Though Selenium 3.0 still has RC APIs, it has been moved to a “legacy” package. Nevertheless, the original code powering Selenium RC has been replaced with the one backed by WebDriver APIs, which is also contained in the legacy package.
In case your tests are still powered by RC, there would be some common problems when running with Selenium 3.0:
- Clicking and typing is more complete
- WaitForPageToLoad returns too soon
- Finding by Xpath or CSS selectors doesn’t always work, but it does in Selenium 1
- There is no Browserbot
Moreover, Selenium RC server would be replaced by Selenium 3 server which would be command line compatible.
Good news! Selenium WebDriver APIs have no major changes
Java binding structure has been changed
There are practically no changes for other binding structures except Java. The Java Selenium APIs are broken up into three packages as follows:
- Selenium-java: contains the WebDriver classes
- Selenium 3 server: a lightweight, command line compatible remote server
- Legacy RC: contains the old selenium client side classes, WebDriverBackedSelenium, and the remote end point for Se3 server.
The underlying JDK has been upgraded
Selenium 3.0 is powered by Java 8. This would be nothing if you are compiling and running an old test on the new Selenium version. However, if you developed a sophisticated framework, you would spend more effort to migrate your framework to the latest JDK.
Still no support for mobile
There is no change in terms of additional features for mobile testing.

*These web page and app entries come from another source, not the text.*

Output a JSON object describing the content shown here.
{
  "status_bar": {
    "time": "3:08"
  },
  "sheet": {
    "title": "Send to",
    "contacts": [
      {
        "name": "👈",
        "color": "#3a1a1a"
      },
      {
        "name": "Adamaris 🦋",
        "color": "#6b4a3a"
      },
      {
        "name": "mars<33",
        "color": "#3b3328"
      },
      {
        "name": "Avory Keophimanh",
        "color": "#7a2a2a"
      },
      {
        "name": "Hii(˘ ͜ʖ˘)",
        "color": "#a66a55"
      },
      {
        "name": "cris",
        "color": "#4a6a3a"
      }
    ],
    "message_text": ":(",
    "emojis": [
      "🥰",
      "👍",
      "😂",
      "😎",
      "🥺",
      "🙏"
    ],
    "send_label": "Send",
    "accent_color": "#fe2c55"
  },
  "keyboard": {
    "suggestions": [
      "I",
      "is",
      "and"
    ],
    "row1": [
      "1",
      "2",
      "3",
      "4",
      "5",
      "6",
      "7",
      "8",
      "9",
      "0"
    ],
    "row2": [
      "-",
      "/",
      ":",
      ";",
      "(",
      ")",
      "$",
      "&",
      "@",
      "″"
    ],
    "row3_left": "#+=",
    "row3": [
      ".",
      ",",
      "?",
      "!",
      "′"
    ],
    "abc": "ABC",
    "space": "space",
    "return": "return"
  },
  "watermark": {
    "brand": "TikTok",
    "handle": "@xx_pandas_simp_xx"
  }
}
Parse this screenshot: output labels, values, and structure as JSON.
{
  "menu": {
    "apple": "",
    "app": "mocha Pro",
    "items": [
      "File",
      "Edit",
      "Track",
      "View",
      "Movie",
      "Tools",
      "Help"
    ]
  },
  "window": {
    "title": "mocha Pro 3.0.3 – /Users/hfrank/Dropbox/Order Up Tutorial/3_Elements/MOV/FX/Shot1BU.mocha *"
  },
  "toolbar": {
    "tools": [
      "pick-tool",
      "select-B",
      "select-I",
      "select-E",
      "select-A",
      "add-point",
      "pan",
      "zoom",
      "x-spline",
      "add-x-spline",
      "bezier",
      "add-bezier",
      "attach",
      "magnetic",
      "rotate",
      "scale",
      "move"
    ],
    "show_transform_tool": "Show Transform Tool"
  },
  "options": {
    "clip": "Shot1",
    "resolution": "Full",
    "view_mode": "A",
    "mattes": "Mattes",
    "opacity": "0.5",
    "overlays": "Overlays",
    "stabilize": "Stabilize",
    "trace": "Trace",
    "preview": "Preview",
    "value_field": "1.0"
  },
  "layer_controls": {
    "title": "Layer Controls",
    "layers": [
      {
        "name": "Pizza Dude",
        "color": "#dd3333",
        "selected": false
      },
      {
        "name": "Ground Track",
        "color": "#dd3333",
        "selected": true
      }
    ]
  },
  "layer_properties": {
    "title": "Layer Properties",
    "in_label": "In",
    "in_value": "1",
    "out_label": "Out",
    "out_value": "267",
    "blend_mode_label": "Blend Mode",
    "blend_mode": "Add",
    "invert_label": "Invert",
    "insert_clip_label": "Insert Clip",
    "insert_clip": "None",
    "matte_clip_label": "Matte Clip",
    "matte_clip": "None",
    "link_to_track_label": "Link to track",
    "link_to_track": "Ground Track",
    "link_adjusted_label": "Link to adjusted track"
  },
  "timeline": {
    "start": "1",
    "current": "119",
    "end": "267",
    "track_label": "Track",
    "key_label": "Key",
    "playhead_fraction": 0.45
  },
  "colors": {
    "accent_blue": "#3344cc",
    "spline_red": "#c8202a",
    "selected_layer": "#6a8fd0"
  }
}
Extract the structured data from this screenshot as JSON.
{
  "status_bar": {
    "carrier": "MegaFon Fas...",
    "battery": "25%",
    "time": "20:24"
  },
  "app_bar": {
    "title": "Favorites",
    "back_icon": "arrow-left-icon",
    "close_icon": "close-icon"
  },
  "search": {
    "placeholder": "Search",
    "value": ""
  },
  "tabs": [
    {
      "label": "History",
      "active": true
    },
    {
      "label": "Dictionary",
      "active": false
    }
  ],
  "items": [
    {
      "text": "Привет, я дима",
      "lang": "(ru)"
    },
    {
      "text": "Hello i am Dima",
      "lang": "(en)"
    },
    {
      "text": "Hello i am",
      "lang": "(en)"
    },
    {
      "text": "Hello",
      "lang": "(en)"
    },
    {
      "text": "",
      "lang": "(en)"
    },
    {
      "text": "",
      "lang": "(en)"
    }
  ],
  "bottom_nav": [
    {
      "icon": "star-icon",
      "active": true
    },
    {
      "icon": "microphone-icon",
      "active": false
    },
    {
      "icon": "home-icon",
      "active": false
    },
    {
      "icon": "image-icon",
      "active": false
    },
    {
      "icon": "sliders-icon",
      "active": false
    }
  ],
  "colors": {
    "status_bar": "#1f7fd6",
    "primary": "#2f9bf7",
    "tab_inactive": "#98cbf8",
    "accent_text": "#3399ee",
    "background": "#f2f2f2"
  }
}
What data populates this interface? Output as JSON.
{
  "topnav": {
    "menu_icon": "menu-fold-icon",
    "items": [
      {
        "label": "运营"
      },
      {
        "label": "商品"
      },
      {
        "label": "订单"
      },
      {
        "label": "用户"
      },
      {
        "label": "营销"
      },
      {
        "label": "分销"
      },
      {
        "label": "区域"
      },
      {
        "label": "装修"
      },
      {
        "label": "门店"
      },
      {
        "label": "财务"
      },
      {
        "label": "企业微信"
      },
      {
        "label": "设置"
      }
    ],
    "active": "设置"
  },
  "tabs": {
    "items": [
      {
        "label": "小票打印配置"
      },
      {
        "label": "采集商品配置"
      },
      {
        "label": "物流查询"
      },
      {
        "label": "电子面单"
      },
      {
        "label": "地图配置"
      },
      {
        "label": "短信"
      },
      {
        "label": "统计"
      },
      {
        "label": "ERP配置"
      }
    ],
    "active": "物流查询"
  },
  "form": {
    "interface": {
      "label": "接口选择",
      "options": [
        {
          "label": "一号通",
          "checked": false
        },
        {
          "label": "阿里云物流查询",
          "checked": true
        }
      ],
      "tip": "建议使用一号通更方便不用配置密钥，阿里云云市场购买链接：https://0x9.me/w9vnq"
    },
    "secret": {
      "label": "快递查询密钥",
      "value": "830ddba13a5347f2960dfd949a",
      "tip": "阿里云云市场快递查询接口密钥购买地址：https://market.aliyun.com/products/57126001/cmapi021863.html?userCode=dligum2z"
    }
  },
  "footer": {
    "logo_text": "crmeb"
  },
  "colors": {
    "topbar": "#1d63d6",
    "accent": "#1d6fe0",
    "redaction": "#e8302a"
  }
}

Selenium is targeting to have new features specific to mobile in the next version, 4.0. For mobile users, the Selenium 3.0 will be hosting a suite of tests to facilitate interoperability between the many different projects available (i.e. Appium, IOS-Driver, Selendroid, etc.) that are extending the WebDriver API to also cope with mobile.
W3C WebDriver is coming
W3C specification for browser automation is in progress, based on the Open Source WebDriver. The draft version of the standard could be found here. WebDriver’s API is incredibly simple and concise by design. Furthermore, the API is designed to be ubiquitous in its application.
There would be two core concepts in the WebDriver specification:
- WebDriver represents the browser
- WebElement represents a DOM element
Since W3C WebDriver specification is in progress, and they are focusing on defining WebDriver as-is, API will remain mostly unchanged. However, you would expect some provisioning changes according to the Future of Selenium:
- Wire protocol (SPI) changes
This will make existing 2.x client bindings incompatible!
API will remain mostly unchanged
- Actions, multi-actions, parallel actions, touch
- Errors will be more consistent
- Full page screenshots will go away
- maximize/resize window
- <input type=file multiple>
- switchToWindow will only take handle as argument
- Stop conflating attributes and properties in getElementAttribute
Selenium 3.0 has been released with no major changes from the previous version. It could be considered as a stage in preparation for the W3C standard. It simply removed the non-standard APIs and encourages Selenium users to move to standard-coming WebDriver. If you are still in the old world of Selenium, you have to immediately change. Otherwise, it’s best to stay calm and wait for the standard.
Thong Nguyen joined LogiGear in 2009 as a software developer and got familiar with test automation. Thong currently is LogiGear’s lead in researching; he is responsible for setting up the innovation of TestArchitect, a leading tool in test automation. Nevertheless, Thong has not only joined many internal technical seminars, but has taught at the University of Sciences as an instructor in testing domain.
Minh Ngo started his testing journey in 2008 as a Technical Engineer for Personal Navigation Devices at TomTom International B.V, Netherlands and joined LogiGear in 2012 as a Test Manager of TestArchitect product. He oversees LogiGear’s TCoE as Lead— responsibilities include R&D for automation, best practices, and testing services.